At Elizabeth’s succession he returned to England, and was probably the man of this name who became a member of the royal Household. The exact office concerned has not been found, but he was assessed on £20 in fees for the court subsidy of 1559. His family was related to Francis Walsingham, John Tamworth of the Household, Peter and Paul Wentworth, and other prominent Elizabethan Members of Parliament, and although no connexion has been found with the Pakingtons, owners of the borough of Aylesbury, the Crawley family presumably had enough friends at court to secure a seat in the first Parliament of the reign.
Crawley’s will, drawn up on 5 Feb. and proved on 18 May 1559, has a short but devout preamble: ‘First and principally I commend my soul to Almighty God my maker and to Jesus Christ my redeemer, by whose merits I trust only to be saved and have forgiveness of all my sins’. Among the beneficiaries were Crawley’s ‘cousin’ or kinsman Thomas Meade, doubtless the man referred to in the Essex inquisition, as well as James Peers, ‘my minister’, and Thomas Wilson, who was to have the use of Crawley’s books until the coheirs, the testator’s daughters Anne and Jane, should be older. The books, ‘worth £100 or better’, were to go to the daughter ‘that shall be better learned’ at the age of 20. John Tamworth is mentioned as owing Crawley 900 marks. The executors were Francis Walsingham and John ‘Wentforth’ [Wentworth], Crawley’s ‘cousin’, and Thomas Wilson. The widow’s name was Mary, but the will refers to an earlier wife, whose christian name is not given.

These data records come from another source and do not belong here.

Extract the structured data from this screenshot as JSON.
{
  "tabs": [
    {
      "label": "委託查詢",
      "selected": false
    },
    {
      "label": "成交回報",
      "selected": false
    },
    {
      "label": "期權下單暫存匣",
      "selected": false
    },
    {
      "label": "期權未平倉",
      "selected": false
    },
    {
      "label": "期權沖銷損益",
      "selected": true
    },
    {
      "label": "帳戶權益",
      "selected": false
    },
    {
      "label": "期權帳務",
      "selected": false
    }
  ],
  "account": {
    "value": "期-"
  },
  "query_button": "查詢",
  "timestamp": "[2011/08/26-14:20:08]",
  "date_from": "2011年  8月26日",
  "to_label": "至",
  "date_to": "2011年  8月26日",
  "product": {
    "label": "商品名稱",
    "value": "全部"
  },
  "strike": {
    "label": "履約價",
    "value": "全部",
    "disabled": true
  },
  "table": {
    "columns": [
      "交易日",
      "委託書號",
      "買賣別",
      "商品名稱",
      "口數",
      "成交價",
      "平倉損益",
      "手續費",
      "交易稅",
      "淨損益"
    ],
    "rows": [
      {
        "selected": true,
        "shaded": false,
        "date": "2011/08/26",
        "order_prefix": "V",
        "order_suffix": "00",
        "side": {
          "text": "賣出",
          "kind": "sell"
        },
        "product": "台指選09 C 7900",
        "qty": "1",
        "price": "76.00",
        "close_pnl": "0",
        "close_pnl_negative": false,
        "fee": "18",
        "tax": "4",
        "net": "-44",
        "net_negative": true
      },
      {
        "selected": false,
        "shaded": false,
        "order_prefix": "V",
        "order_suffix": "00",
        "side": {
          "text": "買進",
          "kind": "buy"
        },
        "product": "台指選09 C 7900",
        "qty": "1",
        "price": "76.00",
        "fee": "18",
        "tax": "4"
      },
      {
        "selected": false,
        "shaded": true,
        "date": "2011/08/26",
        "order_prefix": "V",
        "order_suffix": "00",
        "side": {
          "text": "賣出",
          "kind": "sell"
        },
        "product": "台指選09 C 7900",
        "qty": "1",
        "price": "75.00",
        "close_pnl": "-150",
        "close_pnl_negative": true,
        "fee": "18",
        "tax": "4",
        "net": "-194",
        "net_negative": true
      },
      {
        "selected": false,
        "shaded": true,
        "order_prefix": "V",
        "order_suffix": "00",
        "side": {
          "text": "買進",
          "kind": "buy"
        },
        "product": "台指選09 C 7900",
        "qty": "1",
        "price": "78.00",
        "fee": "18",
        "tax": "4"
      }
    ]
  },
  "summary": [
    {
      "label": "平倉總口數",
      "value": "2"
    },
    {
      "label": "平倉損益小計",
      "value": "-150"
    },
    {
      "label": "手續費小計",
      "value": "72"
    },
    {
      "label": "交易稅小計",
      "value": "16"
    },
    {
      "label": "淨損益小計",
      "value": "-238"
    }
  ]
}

The overseer, Sir Thomas Wroth, was asked to look after the interests of the coheirs. The elder of these was the Anne Crawley who became the ward of